Watkins again suggests that Jonathan probably didn’t come out until relatively later in life, which brought an added sense of urgency to the relationship that he is single-mindedly — even obsessively — trying to re-create and a false perception of it being “all or nothing” for him.
“When he finally did meet someone that he loved, and who loved him back, he felt that this had to be the one — the only one!” he said. “And because he’s facing his own hangups about his age, for him there could never be another. So when it didn’t work out, he thinks, ‘that’s it — my time for happiness is through.’”
Watkins acknowledges that he, himself, is still developing his opinion about being comfortable with aging as an out and proud gay man.
“It’s not a comfortable process,” he concedes. “We as the gay community are still developing what our community is going to be in our 30s. 40s, 50s, 60s and 70s, because people who are my age now didn’t have a lot of mentors to look to or to emulate regarding how to walk down this road to getting older. This is frankly due to so many people in the generation ahead of us having fallen to the holocaust that was AIDS. So I think we’re still paving that path to hand down to the people younger than us – and learning for ourselves – how to do this with dignity and pride and happiness.”
Graye agrees. “Ageism absolutely does exist in many parts of our community,” he said. “It’s something that the media has really done a disservice to us in promoting youth and needing your skin to be a certain way and your body to be a certain way – and the idea that youth is beautiful but old is not. It’s the message that we’re sent from all corners. It’s also that idea of anyone can be with an older person, but if you can get some young, hot thing, that’s gonna make you feel good, and that too is something that’s sadly perpetuated.”
Such pervasive messages, Graye says, may be the reason so many people (like the character Jonathan) are fixated on trying to re-live their past and re-tap into the chances at love they had back in their earlier days.
“Regardless, though, I think it’s something that we have to keep talking about, because it’s obscene that in the gay world, 40 is tantamount to 70 or 80 or whatever,” he said. “It’s such a misguided pattern that we have to get rid of that kind of thinking!”
Watkins concludes: “I hope this film gains a groundswell. It’s a very intimate film, and I think it’s the kind of movie that you watch by yourself (because it’s also a very introspective one) or it’s a movie that you watch with the person you love, because it’s also a love story. My hope is that it gains a critical mass.”

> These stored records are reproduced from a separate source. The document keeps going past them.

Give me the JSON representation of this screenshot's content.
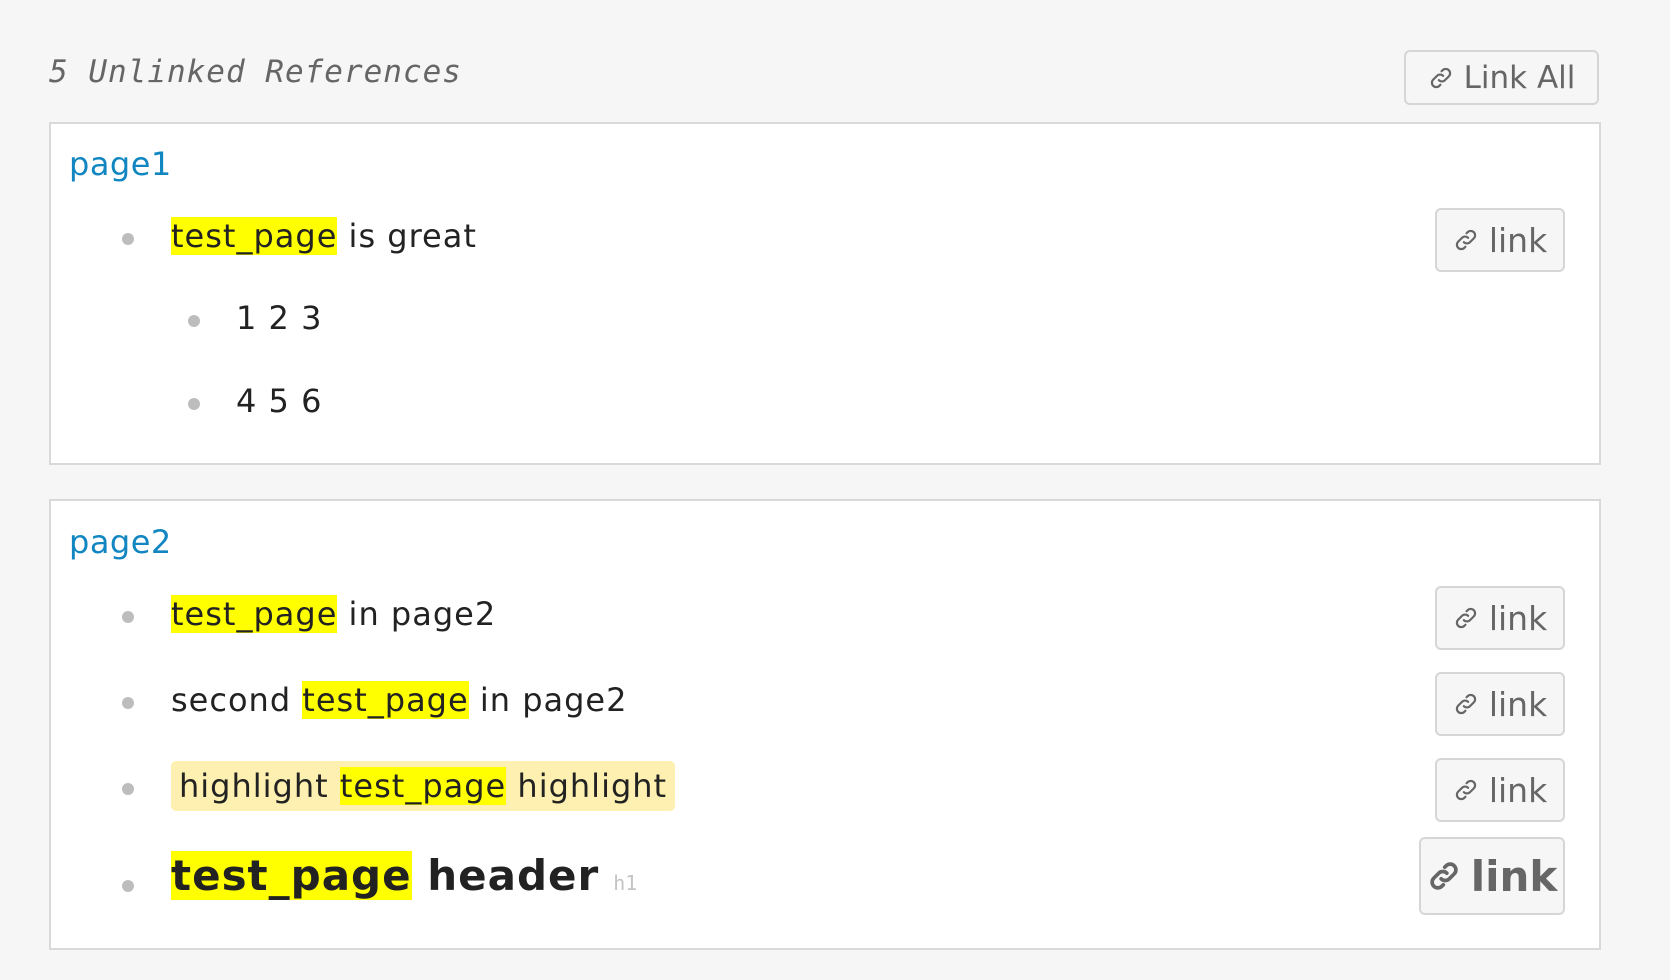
{
  "header": {
    "title": "5 Unlinked References",
    "link_all_label": "Link All"
  },
  "cards": [
    {
      "page": "page1",
      "blocks": [
        {
          "highlight": "test_page",
          "after": " is great",
          "button": "link"
        },
        {
          "text": "1 2 3"
        },
        {
          "text": "4 5 6"
        }
      ]
    },
    {
      "page": "page2",
      "blocks": [
        {
          "highlight": "test_page",
          "after": " in page2",
          "button": "link"
        },
        {
          "before": "second ",
          "highlight": "test_page",
          "after": " in page2",
          "button": "link"
        },
        {
          "before": "highlight ",
          "highlight": "test_page",
          "after": " highlight",
          "button": "link"
        },
        {
          "highlight": "test_page",
          "after": " header",
          "tag": "h1",
          "button": "link"
        }
      ]
    }
  ],
  "icons": {
    "link": "link-icon"
  },
  "colors": {
    "page_link": "#1186c1",
    "highlight": "#ffff00",
    "soft_highlight": "#fdf0b0",
    "border": "#d9d9d9"
  }
}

“I hope it reaches a wide array of people,” he said. “I want it to affect people! I also want people outside the LGBT community to see it too and understand ‘this is beautiful — these are two people falling in love!’ It’s a very human story. I want that to be a message that’s put forward from the film, and now that it’s on V.O.D. and DVD, I think it’s really wonderful that we can be in people’s homes with that message.”
Constellations, starring Tuc Watkins is slated to run March 3-April 2 at the KC Rep’s Copaken Stage in Kansas City, Mo. For tickets and more information, go to kcrep.org/show/constellations or call 816-235-2700.